For starters, you should know that

#"1 mole" = 10^(6)color(white)(.)mu"moles" " "# and#" " "1 L" = 10^3color(white)(.)"mL"#

The first thing that you need to do here is to use the volume and the molarity of the solution to determine how many *micromoles* of sodium carbonate it must contain.

Since your solution must have a molarity of

#225 color(red)(cancel(color(black)("mL"))) * (1color(red)(cancel(color(black)("L"))))/(10^3color(red)(cancel(color(black)("mL")))) * (160color(white)(.)mu"moles Na"_2"CO"_3)/(1color(red)(cancel(color(black)("L")))) = 36color(white)(.)mu"moles Na"_2"CO"_3#

Next, convert the number of *micromoles* to *moles*

#36 color(red)(cancel(color(black)(mu"moles"))) * "1 mole"/(10^6color(red)(cancel(color(black)(mu"moles")))) = 3.6 * 10^(-5)color(white)(.)mu"moles"#

Next, to convert the number of *moles* to *grams*, use the **molar mass** of sodium carbonate, which tells you the mass of exactly **mole** of this compound.

#3.6 * 10^(-5)color(red)(cancel(color(black)("moles Na"_2"CO"_3))) * "105.99 g"/(1color(red)(cancel(color(black)("mole Na"_2"CO"_3)))) = "0.003816 g"#

Finally, to convert the number of *grams* to *milligrams*, use the fact that

#"1 g" = 10^3 color(white)(.)"mg"#

You will end up with

#0.003816 color(red)(cancel(color(black)("g"))) * (10^3 color(white)(.)"mg")/(1color(red)(cancel(color(black)("g")))) = color(darkgreen)(ul(color(black)("3.8 mg")))#

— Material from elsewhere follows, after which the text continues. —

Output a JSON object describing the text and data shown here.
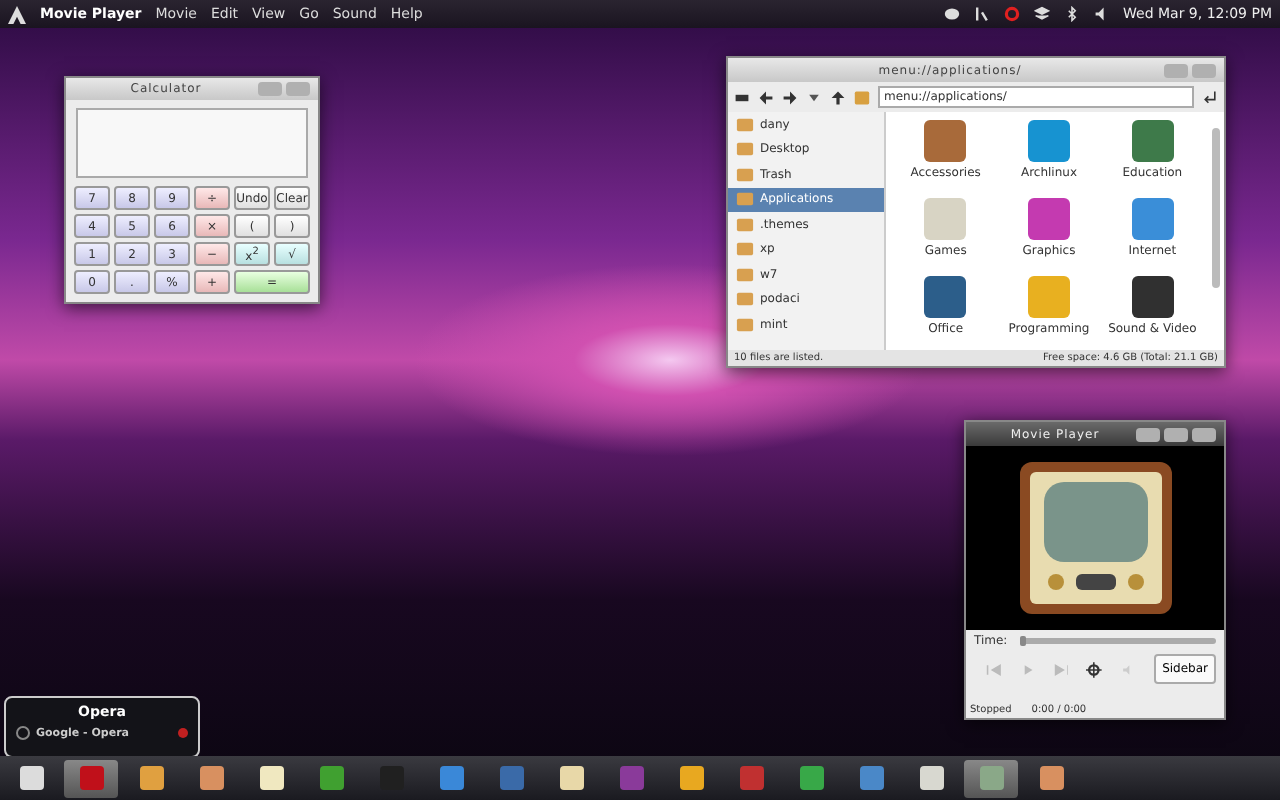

The answer is rounded to two **sig figs**, the number of sig figs you have for the molarity of the solution.